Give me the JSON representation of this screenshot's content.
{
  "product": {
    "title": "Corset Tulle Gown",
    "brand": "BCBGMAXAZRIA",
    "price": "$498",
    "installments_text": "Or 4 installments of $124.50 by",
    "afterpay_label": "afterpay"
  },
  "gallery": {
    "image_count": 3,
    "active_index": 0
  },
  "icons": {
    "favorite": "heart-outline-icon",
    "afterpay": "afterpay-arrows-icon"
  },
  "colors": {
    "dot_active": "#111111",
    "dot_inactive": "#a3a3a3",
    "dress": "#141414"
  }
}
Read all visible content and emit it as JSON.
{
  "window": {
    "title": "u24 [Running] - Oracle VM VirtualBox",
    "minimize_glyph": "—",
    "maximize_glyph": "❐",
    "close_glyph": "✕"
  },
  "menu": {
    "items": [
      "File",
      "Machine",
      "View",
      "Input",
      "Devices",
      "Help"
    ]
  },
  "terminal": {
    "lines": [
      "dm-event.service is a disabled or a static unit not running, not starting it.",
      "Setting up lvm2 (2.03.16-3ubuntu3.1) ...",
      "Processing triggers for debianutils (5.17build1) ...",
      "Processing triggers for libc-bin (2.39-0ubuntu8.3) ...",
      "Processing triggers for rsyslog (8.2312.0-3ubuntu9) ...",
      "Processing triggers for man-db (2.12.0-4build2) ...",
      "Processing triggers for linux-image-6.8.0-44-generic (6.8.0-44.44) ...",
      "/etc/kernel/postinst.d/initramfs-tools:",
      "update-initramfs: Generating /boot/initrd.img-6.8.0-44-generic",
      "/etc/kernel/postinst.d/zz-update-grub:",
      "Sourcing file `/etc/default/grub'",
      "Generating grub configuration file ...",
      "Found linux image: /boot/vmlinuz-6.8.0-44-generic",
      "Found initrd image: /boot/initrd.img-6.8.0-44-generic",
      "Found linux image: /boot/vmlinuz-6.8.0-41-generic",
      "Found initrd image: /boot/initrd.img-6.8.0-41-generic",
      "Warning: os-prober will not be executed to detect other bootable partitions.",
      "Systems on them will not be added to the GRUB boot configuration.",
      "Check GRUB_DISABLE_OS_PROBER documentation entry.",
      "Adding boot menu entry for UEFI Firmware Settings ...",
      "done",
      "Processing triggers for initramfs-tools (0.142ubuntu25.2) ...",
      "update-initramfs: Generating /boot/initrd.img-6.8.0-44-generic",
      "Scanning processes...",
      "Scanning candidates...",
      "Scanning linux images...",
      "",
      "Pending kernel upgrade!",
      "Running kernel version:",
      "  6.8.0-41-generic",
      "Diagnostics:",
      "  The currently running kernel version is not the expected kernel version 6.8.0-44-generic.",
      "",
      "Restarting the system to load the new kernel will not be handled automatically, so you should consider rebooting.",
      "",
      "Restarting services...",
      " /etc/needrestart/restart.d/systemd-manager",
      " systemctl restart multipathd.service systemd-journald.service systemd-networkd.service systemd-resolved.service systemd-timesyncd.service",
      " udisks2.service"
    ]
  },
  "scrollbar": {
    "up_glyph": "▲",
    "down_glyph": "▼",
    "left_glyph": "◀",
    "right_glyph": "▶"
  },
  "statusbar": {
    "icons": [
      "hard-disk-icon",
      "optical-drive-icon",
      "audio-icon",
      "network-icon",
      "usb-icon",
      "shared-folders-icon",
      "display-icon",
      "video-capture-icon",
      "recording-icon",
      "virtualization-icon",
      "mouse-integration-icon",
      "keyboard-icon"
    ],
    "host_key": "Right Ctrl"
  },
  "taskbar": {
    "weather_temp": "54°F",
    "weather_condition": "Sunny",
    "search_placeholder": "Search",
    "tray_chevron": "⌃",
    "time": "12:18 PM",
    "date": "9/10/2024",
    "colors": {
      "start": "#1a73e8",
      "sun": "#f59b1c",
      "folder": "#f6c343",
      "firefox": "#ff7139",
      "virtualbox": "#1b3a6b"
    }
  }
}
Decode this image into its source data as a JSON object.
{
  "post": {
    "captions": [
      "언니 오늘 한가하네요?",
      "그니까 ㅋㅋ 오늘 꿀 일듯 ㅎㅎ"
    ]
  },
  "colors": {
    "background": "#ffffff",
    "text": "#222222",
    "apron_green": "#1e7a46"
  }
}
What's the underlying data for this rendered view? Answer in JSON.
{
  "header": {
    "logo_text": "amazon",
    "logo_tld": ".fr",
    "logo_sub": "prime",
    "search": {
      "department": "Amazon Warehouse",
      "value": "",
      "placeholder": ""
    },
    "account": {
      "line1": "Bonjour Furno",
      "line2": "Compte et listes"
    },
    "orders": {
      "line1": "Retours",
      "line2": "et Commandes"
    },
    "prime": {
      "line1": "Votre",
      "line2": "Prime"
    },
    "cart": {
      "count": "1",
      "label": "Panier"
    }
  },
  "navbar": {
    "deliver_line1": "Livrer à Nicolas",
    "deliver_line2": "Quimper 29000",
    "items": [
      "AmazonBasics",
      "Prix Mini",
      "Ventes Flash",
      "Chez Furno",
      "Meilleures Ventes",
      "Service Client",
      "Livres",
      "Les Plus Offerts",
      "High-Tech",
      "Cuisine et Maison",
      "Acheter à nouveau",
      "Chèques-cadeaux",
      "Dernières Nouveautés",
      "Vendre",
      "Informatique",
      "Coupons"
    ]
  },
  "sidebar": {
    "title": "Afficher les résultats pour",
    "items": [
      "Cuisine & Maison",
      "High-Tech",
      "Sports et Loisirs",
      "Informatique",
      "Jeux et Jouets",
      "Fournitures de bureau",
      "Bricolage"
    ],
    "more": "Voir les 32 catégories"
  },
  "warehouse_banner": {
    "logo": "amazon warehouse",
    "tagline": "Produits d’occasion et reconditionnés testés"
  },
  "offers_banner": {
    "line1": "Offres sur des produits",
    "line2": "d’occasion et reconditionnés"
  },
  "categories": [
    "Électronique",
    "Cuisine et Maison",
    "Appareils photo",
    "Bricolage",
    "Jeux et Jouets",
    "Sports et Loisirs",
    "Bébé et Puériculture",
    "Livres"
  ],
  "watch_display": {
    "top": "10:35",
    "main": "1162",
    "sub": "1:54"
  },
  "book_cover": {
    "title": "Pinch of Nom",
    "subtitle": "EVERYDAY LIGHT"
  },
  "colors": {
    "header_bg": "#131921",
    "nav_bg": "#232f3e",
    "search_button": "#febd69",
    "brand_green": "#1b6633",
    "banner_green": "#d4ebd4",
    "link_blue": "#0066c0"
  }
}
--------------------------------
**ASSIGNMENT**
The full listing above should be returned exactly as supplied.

**ANSWER FOR THIS EXERCISE**
Give me the JSON representation of this screenshot's content.
{
  "product": {
    "title": "Corset Tulle Gown",
    "brand": "BCBGMAXAZRIA",
    "price": "$498",
    "installments_text": "Or 4 installments of $124.50 by",
    "afterpay_label": "afterpay"
  },
  "gallery": {
    "image_count": 3,
    "active_index": 0
  },
  "icons": {
    "favorite": "heart-outline-icon",
    "afterpay": "afterpay-arrows-icon"
  },
  "colors": {
    "dot_active": "#111111",
    "dot_inactive": "#a3a3a3",
    "dress": "#141414"
  }
}
Read all visible content and emit it as JSON.
{
  "window": {
    "title": "u24 [Running] - Oracle VM VirtualBox",
    "minimize_glyph": "—",
    "maximize_glyph": "❐",
    "close_glyph": "✕"
  },
  "menu": {
    "items": [
      "File",
      "Machine",
      "View",
      "Input",
      "Devices",
      "Help"
    ]
  },
  "terminal": {
    "lines": [
      "dm-event.service is a disabled or a static unit not running, not starting it.",
      "Setting up lvm2 (2.03.16-3ubuntu3.1) ...",
      "Processing triggers for debianutils (5.17build1) ...",
      "Processing triggers for libc-bin (2.39-0ubuntu8.3) ...",
      "Processing triggers for rsyslog (8.2312.0-3ubuntu9) ...",
      "Processing triggers for man-db (2.12.0-4build2) ...",
      "Processing triggers for linux-image-6.8.0-44-generic (6.8.0-44.44) ...",
      "/etc/kernel/postinst.d/initramfs-tools:",
      "update-initramfs: Generating /boot/initrd.img-6.8.0-44-generic",
      "/etc/kernel/postinst.d/zz-update-grub:",
      "Sourcing file `/etc/default/grub'",
      "Generating grub configuration file ...",
      "Found linux image: /boot/vmlinuz-6.8.0-44-generic",
      "Found initrd image: /boot/initrd.img-6.8.0-44-generic",
      "Found linux image: /boot/vmlinuz-6.8.0-41-generic",
      "Found initrd image: /boot/initrd.img-6.8.0-41-generic",
      "Warning: os-prober will not be executed to detect other bootable partitions.",
      "Systems on them will not be added to the GRUB boot configuration.",
      "Check GRUB_DISABLE_OS_PROBER documentation entry.",
      "Adding boot menu entry for UEFI Firmware Settings ...",
      "done",
      "Processing triggers for initramfs-tools (0.142ubuntu25.2) ...",
      "update-initramfs: Generating /boot/initrd.img-6.8.0-44-generic",
      "Scanning processes...",
      "Scanning candidates...",
      "Scanning linux images...",
      "",
      "Pending kernel upgrade!",
      "Running kernel version:",
      "  6.8.0-41-generic",
      "Diagnostics:",
      "  The currently running kernel version is not the expected kernel version 6.8.0-44-generic.",
      "",
      "Restarting the system to load the new kernel will not be handled automatically, so you should consider rebooting.",
      "",
      "Restarting services...",
      " /etc/needrestart/restart.d/systemd-manager",
      " systemctl restart multipathd.service systemd-journald.service systemd-networkd.service systemd-resolved.service systemd-timesyncd.service",
      " udisks2.service"
    ]
  },
  "scrollbar": {
    "up_glyph": "▲",
    "down_glyph": "▼",
    "left_glyph": "◀",
    "right_glyph": "▶"
  },
  "statusbar": {
    "icons": [
      "hard-disk-icon",
      "optical-drive-icon",
      "audio-icon",
      "network-icon",
      "usb-icon",
      "shared-folders-icon",
      "display-icon",
      "video-capture-icon",
      "recording-icon",
      "virtualization-icon",
      "mouse-integration-icon",
      "keyboard-icon"
    ],
    "host_key": "Right Ctrl"
  },
  "taskbar": {
    "weather_temp": "54°F",
    "weather_condition": "Sunny",
    "search_placeholder": "Search",
    "tray_chevron": "⌃",
    "time": "12:18 PM",
    "date": "9/10/2024",
    "colors": {
      "start": "#1a73e8",
      "sun": "#f59b1c",
      "folder": "#f6c343",
      "firefox": "#ff7139",
      "virtualbox": "#1b3a6b"
    }
  }
}
Decode this image into its source data as a JSON object.
{
  "post": {
    "captions": [
      "언니 오늘 한가하네요?",
      "그니까 ㅋㅋ 오늘 꿀 일듯 ㅎㅎ"
    ]
  },
  "colors": {
    "background": "#ffffff",
    "text": "#222222",
    "apron_green": "#1e7a46"
  }
}
What's the underlying data for this rendered view? Answer in JSON.
{
  "header": {
    "logo_text": "amazon",
    "logo_tld": ".fr",
    "logo_sub": "prime",
    "search": {
      "department": "Amazon Warehouse",
      "value": "",
      "placeholder": ""
    },
    "account": {
      "line1": "Bonjour Furno",
      "line2": "Compte et listes"
    },
    "orders": {
      "line1": "Retours",
      "line2": "et Commandes"
    },
    "prime": {
      "line1": "Votre",
      "line2": "Prime"
    },
    "cart": {
      "count": "1",
      "label": "Panier"
    }
  },
  "navbar": {
    "deliver_line1": "Livrer à Nicolas",
    "deliver_line2": "Quimper 29000",
    "items": [
      "AmazonBasics",
      "Prix Mini",
      "Ventes Flash",
      "Chez Furno",
      "Meilleures Ventes",
      "Service Client",
      "Livres",
      "Les Plus Offerts",
      "High-Tech",
      "Cuisine et Maison",
      "Acheter à nouveau",
      "Chèques-cadeaux",
      "Dernières Nouveautés",
      "Vendre",
      "Informatique",
      "Coupons"
    ]
  },
  "sidebar": {
    "title": "Afficher les résultats pour",
    "items": [
      "Cuisine & Maison",
      "High-Tech",
      "Sports et Loisirs",
      "Informatique",
      "Jeux et Jouets",
      "Fournitures de bureau",
      "Bricolage"
    ],
    "more": "Voir les 32 catégories"
  },
  "warehouse_banner": {
    "logo": "amazon warehouse",
    "tagline": "Produits d’occasion et reconditionnés testés"
  },
  "offers_banner": {
    "line1": "Offres sur des produits",
    "line2": "d’occasion et reconditionnés"
  },
  "categories": [
    "Électronique",
    "Cuisine et Maison",
    "Appareils photo",
    "Bricolage",
    "Jeux et Jouets",
    "Sports et Loisirs",
    "Bébé et Puériculture",
    "Livres"
  ],
  "watch_display": {
    "top": "10:35",
    "main": "1162",
    "sub": "1:54"
  },
  "book_cover": {
    "title": "Pinch of Nom",
    "subtitle": "EVERYDAY LIGHT"
  },
  "colors": {
    "header_bg": "#131921",
    "nav_bg": "#232f3e",
    "search_button": "#febd69",
    "brand_green": "#1b6633",
    "banner_green": "#d4ebd4",
    "link_blue": "#0066c0"
  }
}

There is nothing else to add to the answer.